The St. Brendan's players and management celebrate after their 2-10 to 2-8 win over Seán McDermotts (Warwickshire) in the All-Britain final at McGovern Park in London.
The St. Brendan's players and management celebrate after their 2-10 to 2-8 win over Seán McDermotts (Warwickshire) in the All-Britain final at McGovern Park in London.

AIB Club JFC: St. Brendan's hoping to build on their breakthrough


By Kevin Egan

During the winter months, it’s not uncommon for significant numbers of sporting followers to gather at airports and hop between Ireland and Britain with a view to attending football matches.

The usual flow of traffic is from Ireland to big cities like Liverpool, Manchester, London or Glasgow on Friday evening or Saturday morning, returning the other direction on Sunday evening.

This weekend, a passionate group of players, club members and supporters will go the other direction, leaving Manchester today and tomorrow in order to be in Crossmaglen on Sunday afternoon for the AIB All-Ireland junior football quarter-final between Denn of Cavan and St. Brendan’s GAA club, who were crowned All-Britain champions for the first time in their six decades of history at the end of 2021.

“We’re still the most successful team in Lancashire with 20 county titles, but we never had that All-Britain championship in our hands before, so there is incredible excitement among current and past members of the club all over Manchester and in Ireland this weekend,” said club chairman Barry Collins.
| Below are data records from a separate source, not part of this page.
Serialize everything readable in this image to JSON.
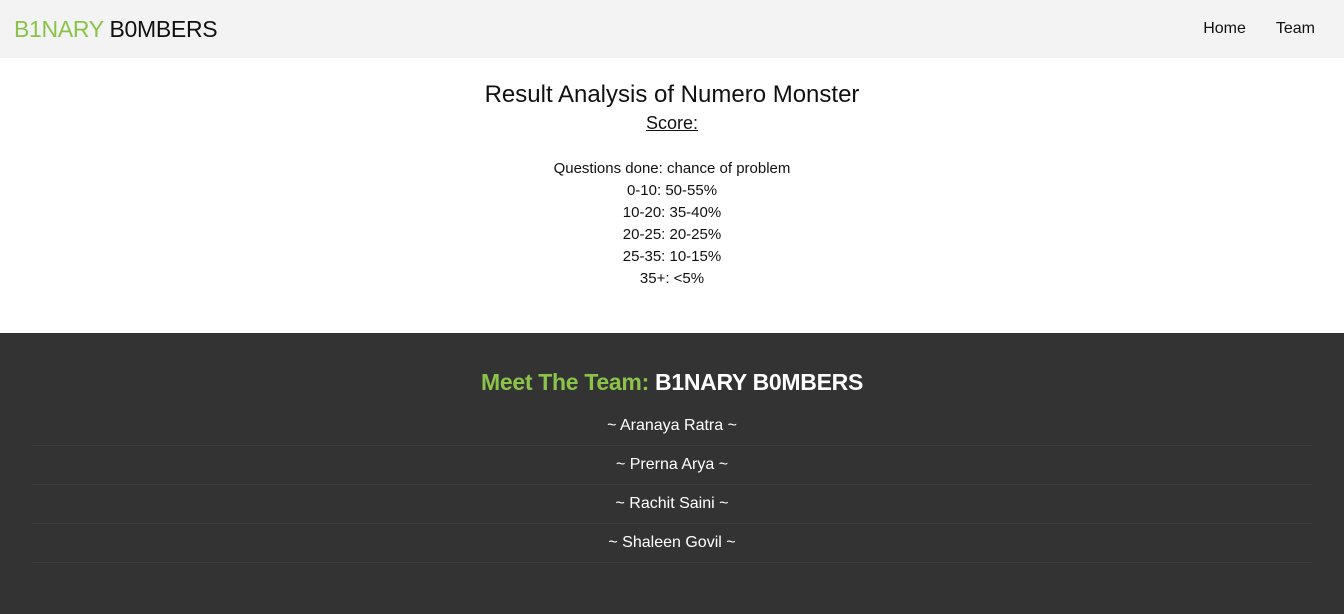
{
  "navbar": {
    "brand_part1": "B1NARY",
    "brand_part2": " B0MBERS",
    "links": [
      {
        "label": "Home"
      },
      {
        "label": "Team"
      }
    ]
  },
  "main": {
    "title": "Result Analysis of Numero Monster",
    "score_label": "Score:",
    "analysis_lines": [
      "Questions done: chance of problem",
      "0-10: 50-55%",
      "10-20: 35-40%",
      "20-25: 20-25%",
      "25-35: 10-15%",
      "35+: <5%"
    ]
  },
  "footer": {
    "heading_part1": "Meet The Team:",
    "heading_part2": " B1NARY B0MBERS",
    "members": [
      "~ Aranaya Ratra ~",
      "~ Prerna Arya ~",
      "~ Rachit Saini ~",
      "~ Shaleen Govil ~"
    ]
  },
  "colors": {
    "accent_green": "#8bc34a",
    "navbar_bg": "#f3f3f3",
    "footer_bg": "#333333"
  }
}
“We hadn’t won the Lancashire championship since 1996 and since then John Mitchels reached a couple of All-Ireland junior finals, so we’d love to believe that we could do the same.

“This year we picked up an extra two or three players that have made a big difference to us, we always had a base of around ten good players that were consistently part of our panel, but finding the few extra and the management of Stephen Moriarty, who has brought a lot of fun and togetherness to what we do, had really brought us on” he added.

While players coming in and out of panels is a fact of life for all clubs based outside of Ireland, St. Brendan’s have also put some focus into developing home grown players. The twin track of underage development and still taking advantage of the regular inflow of emigrants from Ireland has been very much in evidence in their recent big games.

The Manchester-born players and management gather for a picture. Developing home-grown talent alongside welcoming Irish emigrants is a key part of the St. Brendan's philosophy.
The Manchester-born players and management gather for a picture. Developing home-grown talent alongside welcoming Irish emigrants is a key part of the St. Brendan's philosophy.

Full forward Colm Conway is Manchester born and bred and it was his fisted point deep into injury time that clinched the county final against John Mitchels by 2-11 to 0-16, while his father Mickey Conway emigrated from Burrishoole in Mayo to be part of the team that won their previous championship in 1996. Goalkeeper Fintan Harkin, midfielder Niall Connolly and his brother Ciarán, half forward Conrad Tierney and wing back Michael Collins are all players who have grown up in the club and are delighted to have finally emulated the local success achieved by previous generations.

“St. Brendan’s always used to field underage teams and send them over to Ireland for Féile, and these guys would have grown up in the club hearing about the achievements of their fathers. It was great for them to finally win a title of their own, and now they’re looking at surpassing that and hopefully going on a run in the All-Ireland series” said Collins.

“We’ve renewed our focus on underage football in recent years and it was great to see a lot of those younger players follow us through the local championship and then in the All-Britain championship after that. These youngsters will all be following us over to Crossmaglen this weekend and it’s great for them and great for the club. As an adult club, we haven’t really made a habit of coming over to Ireland for games but it’s something we’d like to do, to build up that tradition.”

Founded in 1959 by Michael Mangan, a native of Loughglynn in West Roscommon who was there to celebrate the club’s recent successes in the Lancashire and All-Britain finals, it was fitting that St. Brendan’s have been drawn to face Ulster opposition on Ulster soil in the AIB All-Ireland series. Ten starters from their county final side come from home clubs in the northern province, including Paddy McCoy of Armagh Harps, who will know the Crossmaglen field better than any other player on the pitch this Sunday.

Yet you get the sense that regardless of where the game was to be played, it’s a special occasion that was never going to be missed.

“People are tearing down the house figuring out how to get over for the game, and it’s a very emotional occasion for some of the longer standing members of the club as well” said Collins.

“It’ll be an incredibly special day for us all”.

Sunday’s AIB All-Ireland junior club football championship quarter-final will be available to stream from Ulster GAA TV at the following link: https://www.beosport.live/products/ulster-jfc-twinning-final-denn-v-st-brendan-s